Think speed trap cameras are a scam? Believe it or not, an Ohio judge agrees with you. This past September, the small town of Elmwood Place, Ohio, had speed cameras installed - and according to a lawsuit, it’s been said that its citizens were not given an appropriate heads-up, as per Ohio law.
In the first month, a total of 6,600 tickets were issued. For those without a calculator nearby, that’s $693,000 – from a town of 2,200. Since then, the revenue has surpassed the $1 million mark. Unlike a regular utility, which cities would usually pay out-right for, the installers of these speed cameras, Optotraffic, earns its pay by snatching up 40% of the value of each ticket handed out. Could it be that these cameras were configured to be a little too strict? The only other option is that everyone in this town – and their dog – drives no other way but flat-footed.
While it doesn’t seem to be the case for Elmwood, Dayton recently experienced a surge of outraged drivers due to speed cameras, and some have refused to pay their tickets. In that particular city, though, two unpaid tickets gives the city the right to tow your car. Picture yourself out and about, only to return to your car and it be missing because of unpaid traffic tickets that you felt you simply didn’t deserve.

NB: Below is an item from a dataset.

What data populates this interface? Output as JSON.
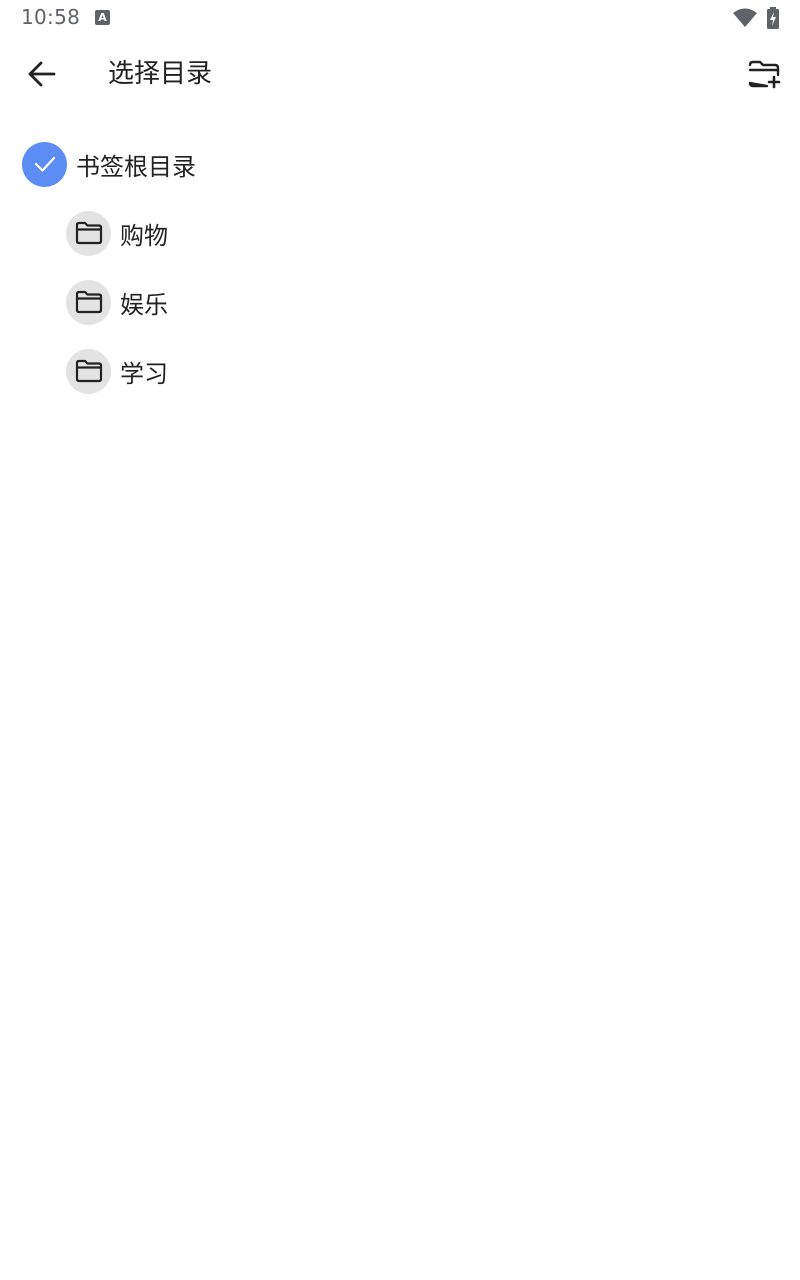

I certainly don’t think that speed cameras are a waste of time, because clearly, if someone is going way over the speed limit, so as to become a true danger to other drivers, they should be sought out. But in cases like these, it seems highly likely that there are many more innocent drivers receiving these tickets than those that actually deserve it.